Bank of America NA;
Bank of Tokyo-Mitsubishi UFJ Ltd;
Barclays Bank Plc;
Cooperatieve Central Raiffseisen-Boerenleenbank BA;
Credit Suisse Group AG;
Deutsche Bank AG;
HSBC Bank Plc;
HSBC Holdings Plc;
JPMorgan Chase & Co;
JPMorgan Chase Bank NA;
Lloyds Banking Group Plc;
Royal Bank of Canada;
The Norinchukin Bank;
Societe Generale SA;
The Royal Bank of Scotland Group Plc;
WestDeutsche ImmobilienBank AG.
(Reuters) - The United States filed a fraud lawsuit against Bank of America Corp, accusing it of causing taxpayers more than $1 billion of losses by selling thousands of toxic mortgage loans to Fannie Maeand Freddie Mac.
“Operating under the motto "Loans Move Forward, Never Backward," mortgage executives tried to eliminate "toll gates" designed to ensure that loans were sound and not tainted by fraud, the government said. This led to "defect rates" that approached 40 percent, roughly nine times the industry norm, but Countrywide concealed this from Fannie Mae and Freddie Mac, and even awarded bonuses to staff to "rebut" the problems being found, it added.”

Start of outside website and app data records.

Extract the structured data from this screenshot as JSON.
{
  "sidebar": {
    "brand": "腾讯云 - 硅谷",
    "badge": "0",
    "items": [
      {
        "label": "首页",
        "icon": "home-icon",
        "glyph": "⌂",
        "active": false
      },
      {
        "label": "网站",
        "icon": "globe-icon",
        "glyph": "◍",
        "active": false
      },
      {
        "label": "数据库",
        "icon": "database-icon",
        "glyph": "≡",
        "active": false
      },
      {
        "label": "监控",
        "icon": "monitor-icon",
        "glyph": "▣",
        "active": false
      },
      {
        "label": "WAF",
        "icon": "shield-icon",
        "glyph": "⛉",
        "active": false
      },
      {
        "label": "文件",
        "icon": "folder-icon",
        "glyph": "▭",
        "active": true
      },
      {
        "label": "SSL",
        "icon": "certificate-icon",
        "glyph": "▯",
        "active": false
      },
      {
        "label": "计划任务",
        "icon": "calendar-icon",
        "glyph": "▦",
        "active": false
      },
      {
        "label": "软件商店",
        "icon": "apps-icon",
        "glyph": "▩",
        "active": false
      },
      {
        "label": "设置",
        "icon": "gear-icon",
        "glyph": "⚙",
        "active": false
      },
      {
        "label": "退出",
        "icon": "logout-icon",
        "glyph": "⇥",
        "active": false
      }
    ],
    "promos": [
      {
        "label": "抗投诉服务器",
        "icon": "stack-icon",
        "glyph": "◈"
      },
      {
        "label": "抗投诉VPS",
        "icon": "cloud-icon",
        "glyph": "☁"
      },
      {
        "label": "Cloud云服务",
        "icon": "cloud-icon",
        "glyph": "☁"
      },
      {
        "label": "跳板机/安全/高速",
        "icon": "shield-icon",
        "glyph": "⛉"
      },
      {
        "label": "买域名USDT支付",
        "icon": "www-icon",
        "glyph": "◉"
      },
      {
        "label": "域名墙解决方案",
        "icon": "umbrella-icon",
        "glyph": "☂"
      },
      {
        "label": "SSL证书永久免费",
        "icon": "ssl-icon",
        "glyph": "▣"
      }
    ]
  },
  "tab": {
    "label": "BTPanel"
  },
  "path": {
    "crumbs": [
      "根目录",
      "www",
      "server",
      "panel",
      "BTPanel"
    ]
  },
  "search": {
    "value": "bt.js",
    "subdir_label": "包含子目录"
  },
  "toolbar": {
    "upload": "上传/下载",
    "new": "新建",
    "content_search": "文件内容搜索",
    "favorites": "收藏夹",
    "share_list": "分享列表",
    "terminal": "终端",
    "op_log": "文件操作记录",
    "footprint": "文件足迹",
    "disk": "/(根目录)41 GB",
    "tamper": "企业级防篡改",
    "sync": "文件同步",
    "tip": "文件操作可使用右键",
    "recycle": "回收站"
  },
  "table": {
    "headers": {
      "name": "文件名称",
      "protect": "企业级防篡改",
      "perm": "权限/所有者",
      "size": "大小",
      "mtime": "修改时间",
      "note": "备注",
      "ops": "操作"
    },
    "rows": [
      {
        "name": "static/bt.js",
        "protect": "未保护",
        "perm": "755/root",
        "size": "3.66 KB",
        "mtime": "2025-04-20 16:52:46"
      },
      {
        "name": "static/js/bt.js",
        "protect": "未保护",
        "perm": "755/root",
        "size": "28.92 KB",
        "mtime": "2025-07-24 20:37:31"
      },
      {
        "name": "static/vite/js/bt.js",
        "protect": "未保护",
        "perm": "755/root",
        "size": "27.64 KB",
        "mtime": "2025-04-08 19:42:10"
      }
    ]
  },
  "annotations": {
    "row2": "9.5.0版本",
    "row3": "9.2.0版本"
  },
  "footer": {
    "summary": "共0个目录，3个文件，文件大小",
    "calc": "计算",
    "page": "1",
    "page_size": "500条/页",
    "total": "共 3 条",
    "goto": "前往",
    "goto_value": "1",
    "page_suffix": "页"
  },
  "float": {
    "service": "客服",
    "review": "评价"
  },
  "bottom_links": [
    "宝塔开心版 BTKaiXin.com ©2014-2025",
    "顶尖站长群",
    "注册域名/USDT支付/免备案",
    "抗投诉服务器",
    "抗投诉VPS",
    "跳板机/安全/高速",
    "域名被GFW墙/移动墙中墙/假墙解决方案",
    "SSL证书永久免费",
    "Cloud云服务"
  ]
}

Bank of America has reached a $10.3 billion settlement with Fannie Mae to deal with questionable home loans it sold to the government-backed mortgage financer during the housing bubble.
BofA (BAC, Fortune 500) will pay $3.55 billion in cash to Fannie as part of the deal. It will also repurchase 30,000 questionable mortgages that are likely to produce losses, paying Fannie $6.75 billion for the loans. The loans had been bundled into mortgage-backed securities, and then were bought and guaranteed by Fannie Mae.
The purchase of bad home loans by Fannie Mae led to massive losses, a government takeover in 2008 and a $116 billion bailout to keep it functioning as a major source of home loans.
The loans were originated between 2000 and 2008 by Countrywide Financial, a leading mortgage and subprime home loan lender that BofA purchased for $4 billion in 2008. The loans covered by the settlement had an original value of $1.4 trillion.
7/03/2013 @ 1:30AM
If you feel like you already paid for the financial crisis once or twice, you might have that same old feeling. With failing institutions, lost investments, foreclosed properties and taxpayer funded bailouts, taxpayers got it every which way. And now they could be getting it again.
Citigroup C +0.58% says it will pay $968 million to Fannie Mae to resolve claims it breached representations and warranties on 3.7 million residential mortgages. Citi says the sum is covered by its existing reserves for mortgage repurchases. See Citi To Pay Almost $1B In Fannie Mae Mortgage Settlement. How are taxpayers hurt?
Published: May 23, 2011
Bank of America would pay $410 million to settle its piece of a broad lawsuit involving excessive overdraft fees on debit cards in a deal tentatively approved by a federal judge in Miami on Monday.
The legal action against Bank of America is part of a class-action lawsuit on behalf of consumers. It accuses the nation’s banks of manipulating debit transactions to maximize the fees they could charge customers who exceeded the balance in their accounts.
Bank of America was the first defendant to settle in the case, said Robert Gilbert, one of the plaintiff lawyers. There are roughly 30 remaining defendants, including JPMorgan Chase, Wells Fargo, U.S. Bank, and Citibank, he said.
Now, after all of those lawsuits against the banks (private sector companies), don’t you feel much better about House Republicans legislation to eliminate the, historically better performing, GSEs role in providing liquidity? Good, didn't think so! Really – the banks just want to be our friends! *wink *wink
Let's have a quick look at some of the banks that Fannie Mae has a lawsuit filed against for mortgage fraud:
Ally Financial (ex-GMAC), $6 billion
Bank of America Corp., $6 billion
Barclays Bank, $4.9 billion
Citigroup, $3.5 billion
Countrywide, $26.6 billion
Credit Suisse Holdings USA, $14.1 billion
Deutsche Bank, $14.2 billion
First Horizon National, $883 million
General Electric, $549 million
Goldman Sachs, $11.1 billion
HSBC North America, $6.2 billion
J.P. Morgan Chase, $33 billion
Merrill Lynch/First Franklin Financial, $24.853 billion
Morgan Stanley, $10.58 billion
Nomura Holding America Inc., $2 billion
Royal Bank of Scotland Group, $30.4 billion
Societe Generale, $1.3 billion